··· Data for this exercise

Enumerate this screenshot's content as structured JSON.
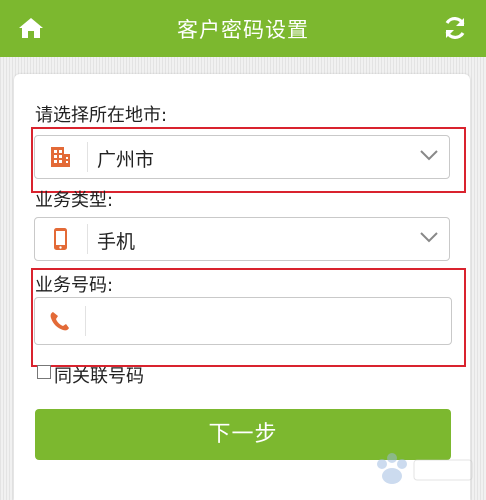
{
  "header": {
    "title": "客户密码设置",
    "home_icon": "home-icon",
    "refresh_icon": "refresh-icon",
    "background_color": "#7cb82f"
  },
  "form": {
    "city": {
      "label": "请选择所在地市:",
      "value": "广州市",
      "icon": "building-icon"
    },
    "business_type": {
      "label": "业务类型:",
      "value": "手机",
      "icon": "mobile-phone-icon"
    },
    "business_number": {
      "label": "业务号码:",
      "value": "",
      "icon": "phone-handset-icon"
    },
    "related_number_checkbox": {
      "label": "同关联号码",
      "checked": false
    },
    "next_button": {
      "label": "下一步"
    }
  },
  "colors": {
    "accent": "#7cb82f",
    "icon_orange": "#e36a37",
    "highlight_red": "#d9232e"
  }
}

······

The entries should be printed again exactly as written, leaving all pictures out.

Enumerate this screenshot's content as structured JSON.
{
  "header": {
    "title": "客户密码设置",
    "home_icon": "home-icon",
    "refresh_icon": "refresh-icon",
    "background_color": "#7cb82f"
  },
  "form": {
    "city": {
      "label": "请选择所在地市:",
      "value": "广州市",
      "icon": "building-icon"
    },
    "business_type": {
      "label": "业务类型:",
      "value": "手机",
      "icon": "mobile-phone-icon"
    },
    "business_number": {
      "label": "业务号码:",
      "value": "",
      "icon": "phone-handset-icon"
    },
    "related_number_checkbox": {
      "label": "同关联号码",
      "checked": false
    },
    "next_button": {
      "label": "下一步"
    }
  },
  "colors": {
    "accent": "#7cb82f",
    "icon_orange": "#e36a37",
    "highlight_red": "#d9232e"
  }
}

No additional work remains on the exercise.